━━━━━ Material to process

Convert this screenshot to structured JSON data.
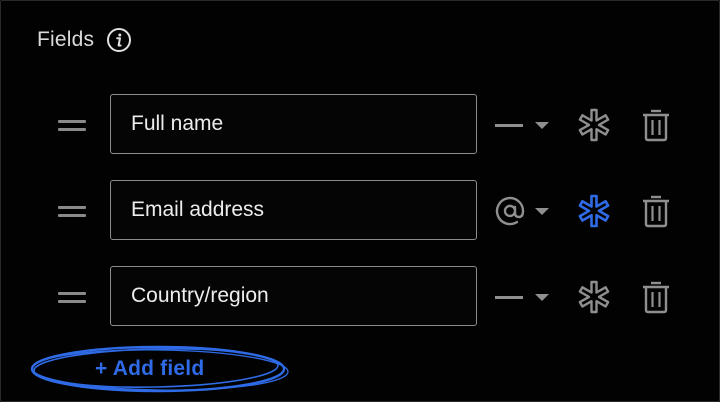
{
  "header": {
    "title": "Fields",
    "info_icon": "info-icon"
  },
  "fields": [
    {
      "value": "Full name",
      "type_icon": "dash-icon",
      "required": false
    },
    {
      "value": "Email address",
      "type_icon": "at-sign-icon",
      "required": true
    },
    {
      "value": "Country/region",
      "type_icon": "dash-icon",
      "required": false
    }
  ],
  "add_field_label": "+ Add field",
  "colors": {
    "accent": "#2f6be6",
    "icon_gray": "#8f8f8f",
    "border": "#8c8c8c",
    "background": "#020202"
  }
}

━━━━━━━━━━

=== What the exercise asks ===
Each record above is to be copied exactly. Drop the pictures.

=== Task response ===
Convert this screenshot to structured JSON data.
{
  "header": {
    "title": "Fields",
    "info_icon": "info-icon"
  },
  "fields": [
    {
      "value": "Full name",
      "type_icon": "dash-icon",
      "required": false
    },
    {
      "value": "Email address",
      "type_icon": "at-sign-icon",
      "required": true
    },
    {
      "value": "Country/region",
      "type_icon": "dash-icon",
      "required": false
    }
  ],
  "add_field_label": "+ Add field",
  "colors": {
    "accent": "#2f6be6",
    "icon_gray": "#8f8f8f",
    "border": "#8c8c8c",
    "background": "#020202"
  }
}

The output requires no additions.